__Task goal__
All records should be reproduced verbatim.

__Data supplied__
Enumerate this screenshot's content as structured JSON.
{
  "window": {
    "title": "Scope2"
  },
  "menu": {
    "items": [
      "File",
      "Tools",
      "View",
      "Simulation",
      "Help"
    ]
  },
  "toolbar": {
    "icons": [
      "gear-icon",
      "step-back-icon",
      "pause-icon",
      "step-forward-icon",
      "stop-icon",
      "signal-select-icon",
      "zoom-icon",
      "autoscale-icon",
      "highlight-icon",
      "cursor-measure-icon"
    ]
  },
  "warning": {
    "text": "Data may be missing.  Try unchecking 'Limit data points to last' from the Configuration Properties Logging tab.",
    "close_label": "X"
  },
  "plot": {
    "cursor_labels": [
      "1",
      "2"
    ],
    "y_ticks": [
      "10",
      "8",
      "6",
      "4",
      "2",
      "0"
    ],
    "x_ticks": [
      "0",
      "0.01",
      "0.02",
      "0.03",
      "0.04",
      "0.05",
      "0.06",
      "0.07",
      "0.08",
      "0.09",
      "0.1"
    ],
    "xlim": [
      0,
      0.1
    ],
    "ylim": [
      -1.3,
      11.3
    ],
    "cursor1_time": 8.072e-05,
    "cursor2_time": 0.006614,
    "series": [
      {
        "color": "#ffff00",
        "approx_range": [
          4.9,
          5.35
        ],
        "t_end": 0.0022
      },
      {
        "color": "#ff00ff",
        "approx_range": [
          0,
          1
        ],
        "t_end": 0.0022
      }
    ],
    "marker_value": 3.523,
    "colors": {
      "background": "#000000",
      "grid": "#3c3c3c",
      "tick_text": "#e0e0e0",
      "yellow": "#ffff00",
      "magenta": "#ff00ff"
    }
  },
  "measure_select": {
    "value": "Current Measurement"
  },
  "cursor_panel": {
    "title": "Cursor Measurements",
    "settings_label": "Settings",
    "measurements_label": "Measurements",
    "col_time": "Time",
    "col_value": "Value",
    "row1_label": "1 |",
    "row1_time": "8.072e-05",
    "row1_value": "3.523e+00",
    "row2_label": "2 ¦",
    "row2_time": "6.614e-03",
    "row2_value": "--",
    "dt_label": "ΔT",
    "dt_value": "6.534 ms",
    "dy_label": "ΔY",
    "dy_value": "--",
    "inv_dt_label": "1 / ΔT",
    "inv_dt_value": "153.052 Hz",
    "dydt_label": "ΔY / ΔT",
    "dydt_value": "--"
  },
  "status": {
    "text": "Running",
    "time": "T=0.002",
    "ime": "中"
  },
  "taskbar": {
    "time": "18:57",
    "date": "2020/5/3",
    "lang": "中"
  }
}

__Task output__
Enumerate this screenshot's content as structured JSON.
{
  "window": {
    "title": "Scope2"
  },
  "menu": {
    "items": [
      "File",
      "Tools",
      "View",
      "Simulation",
      "Help"
    ]
  },
  "toolbar": {
    "icons": [
      "gear-icon",
      "step-back-icon",
      "pause-icon",
      "step-forward-icon",
      "stop-icon",
      "signal-select-icon",
      "zoom-icon",
      "autoscale-icon",
      "highlight-icon",
      "cursor-measure-icon"
    ]
  },
  "warning": {
    "text": "Data may be missing.  Try unchecking 'Limit data points to last' from the Configuration Properties Logging tab.",
    "close_label": "X"
  },
  "plot": {
    "cursor_labels": [
      "1",
      "2"
    ],
    "y_ticks": [
      "10",
      "8",
      "6",
      "4",
      "2",
      "0"
    ],
    "x_ticks": [
      "0",
      "0.01",
      "0.02",
      "0.03",
      "0.04",
      "0.05",
      "0.06",
      "0.07",
      "0.08",
      "0.09",
      "0.1"
    ],
    "xlim": [
      0,
      0.1
    ],
    "ylim": [
      -1.3,
      11.3
    ],
    "cursor1_time": 8.072e-05,
    "cursor2_time": 0.006614,
    "series": [
      {
        "color": "#ffff00",
        "approx_range": [
          4.9,
          5.35
        ],
        "t_end": 0.0022
      },
      {
        "color": "#ff00ff",
        "approx_range": [
          0,
          1
        ],
        "t_end": 0.0022
      }
    ],
    "marker_value": 3.523,
    "colors": {
      "background": "#000000",
      "grid": "#3c3c3c",
      "tick_text": "#e0e0e0",
      "yellow": "#ffff00",
      "magenta": "#ff00ff"
    }
  },
  "measure_select": {
    "value": "Current Measurement"
  },
  "cursor_panel": {
    "title": "Cursor Measurements",
    "settings_label": "Settings",
    "measurements_label": "Measurements",
    "col_time": "Time",
    "col_value": "Value",
    "row1_label": "1 |",
    "row1_time": "8.072e-05",
    "row1_value": "3.523e+00",
    "row2_label": "2 ¦",
    "row2_time": "6.614e-03",
    "row2_value": "--",
    "dt_label": "ΔT",
    "dt_value": "6.534 ms",
    "dy_label": "ΔY",
    "dy_value": "--",
    "inv_dt_label": "1 / ΔT",
    "inv_dt_value": "153.052 Hz",
    "dydt_label": "ΔY / ΔT",
    "dydt_value": "--"
  },
  "status": {
    "text": "Running",
    "time": "T=0.002",
    "ime": "中"
  },
  "taskbar": {
    "time": "18:57",
    "date": "2020/5/3",
    "lang": "中"
  }
}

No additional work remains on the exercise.